Yindjibarndi, a language not discussed in our paper, is described by Wordick (1982). Wordick does not posit an inventory containing any complex segments, although fn. 3 on p. 40 suggests that the language may have a series of prenasalized stops: a speaker, when asked to divide multi into syllables, provided mu.nti.
Our corpus is a hand-entered version of each headword provided in Wordick's lexicon; the short version contains all of the 1-2 syllable forms from that lexicon. In both cases, the learner's reaction to the Yindjibarndi data is similar to its reaction to the Quechua word corpus: it unifies all clusters in the data whose frequency is significantly different from 0.

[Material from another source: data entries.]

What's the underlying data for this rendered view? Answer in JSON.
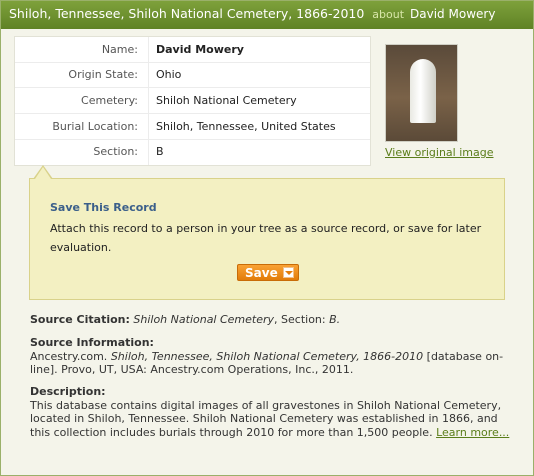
{
  "header": {
    "title": "Shiloh, Tennessee, Shiloh National Cemetery, 1866-2010",
    "about": "about",
    "person": "David Mowery"
  },
  "fields": [
    {
      "label": "Name:",
      "value": "David Mowery"
    },
    {
      "label": "Origin State:",
      "value": "Ohio"
    },
    {
      "label": "Cemetery:",
      "value": "Shiloh National Cemetery"
    },
    {
      "label": "Burial Location:",
      "value": "Shiloh, Tennessee, United States"
    },
    {
      "label": "Section:",
      "value": "B"
    }
  ],
  "image": {
    "link_label": "View original image"
  },
  "save": {
    "heading": "Save This Record",
    "text": "Attach this record to a person in your tree as a source record, or save for later evaluation.",
    "button_label": "Save"
  },
  "citation": {
    "label": "Source Citation:",
    "cemetery": "Shiloh National Cemetery",
    "section_text": ", Section:",
    "section_value": "B."
  },
  "source_info": {
    "label": "Source Information:",
    "prefix": "Ancestry.com.",
    "title": "Shiloh, Tennessee, Shiloh National Cemetery, 1866-2010",
    "suffix": "[database on-line]. Provo, UT, USA: Ancestry.com Operations, Inc., 2011."
  },
  "description": {
    "label": "Description:",
    "text": "This database contains digital images of all gravestones in Shiloh National Cemetery, located in Shiloh, Tennessee. Shiloh National Cemetery was established in 1866, and this collection includes burials through 2010 for more than 1,500 people.",
    "learn_more": "Learn more..."
  },
  "colors": {
    "title_bar": "#6b8e2c",
    "save_box": "#f3f0c2",
    "save_button": "#ef8d1c",
    "link": "#5a7d1a"
  }
}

We suspect that two factors lead to this result. First, Yindjibarndi consonantal phonotactics are quite restrictive: clusters appear only between vowels, and are limited in their composition (see Wordick). Second, Wordick's lexicon is small and includes a large number of morphologically complex forms. Unfortunately it is not easy to see whether or not the results would change given a different corpus, because Wordick's lexicon is the only one that we are aware of. Yindjibarndi thus stands as a difficult case for our learner.
Simulation data at a glance
Click on simulation name to view additional simulation details.
|Simulation name||Initial state Learning Data||Initial state features|
Simulation details for Yindjibarndi all
This corpus contains all headwords from Wordick's (1982) lexicon.
Summary of iterations:
|Iteration||Learning Data produced||Features produced||Inseparability||New Segments added||Segments removed|
|1||LearningData.txt||Features.txt||[download] [view]||ngk, nhth, nyty, nt, rnrt||None|
|2||LearningData.txt||Features.txt||[download] [view]||mp, nk, rnk, rp, rk||None|
|3||LearningData.txt||Features.txt||[download] [view]||tp, tty, nyk, np, nty, rrk, rrw||None|
|4||LearningData.txt||Features.txt||[download] [view]||typ, nym, nm, rnp, rnm, ly||None|
|6||No new learning data||No new features||[download] [view]||None||None|